• [Provided records]
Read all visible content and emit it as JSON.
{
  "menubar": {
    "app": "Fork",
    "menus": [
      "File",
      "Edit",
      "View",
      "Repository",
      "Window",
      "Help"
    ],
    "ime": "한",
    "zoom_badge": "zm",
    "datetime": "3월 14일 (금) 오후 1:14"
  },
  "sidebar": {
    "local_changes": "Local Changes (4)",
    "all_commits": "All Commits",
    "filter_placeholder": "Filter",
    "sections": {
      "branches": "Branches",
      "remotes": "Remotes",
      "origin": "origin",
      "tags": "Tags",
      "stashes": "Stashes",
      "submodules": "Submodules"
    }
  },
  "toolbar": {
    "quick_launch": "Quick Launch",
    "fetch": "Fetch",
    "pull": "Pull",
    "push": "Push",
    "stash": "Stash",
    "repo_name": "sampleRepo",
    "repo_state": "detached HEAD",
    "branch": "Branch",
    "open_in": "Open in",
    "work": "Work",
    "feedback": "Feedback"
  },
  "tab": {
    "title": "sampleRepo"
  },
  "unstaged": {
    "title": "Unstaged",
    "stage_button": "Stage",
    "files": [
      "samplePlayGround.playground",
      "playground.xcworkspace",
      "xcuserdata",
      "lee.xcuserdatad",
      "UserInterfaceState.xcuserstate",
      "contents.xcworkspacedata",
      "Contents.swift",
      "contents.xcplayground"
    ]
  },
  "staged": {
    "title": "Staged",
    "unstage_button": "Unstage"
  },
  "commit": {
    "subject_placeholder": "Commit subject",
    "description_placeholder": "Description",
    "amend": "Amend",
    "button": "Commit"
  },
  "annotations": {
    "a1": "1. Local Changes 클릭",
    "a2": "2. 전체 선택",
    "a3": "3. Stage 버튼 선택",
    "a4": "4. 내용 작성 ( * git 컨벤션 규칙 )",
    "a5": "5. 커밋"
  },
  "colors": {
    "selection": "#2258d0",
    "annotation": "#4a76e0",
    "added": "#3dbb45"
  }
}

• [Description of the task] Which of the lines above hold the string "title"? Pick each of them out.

• [Solution for this exercise]
    "title": "sampleRepo"
    "title": "Unstaged",
    "title": "Staged",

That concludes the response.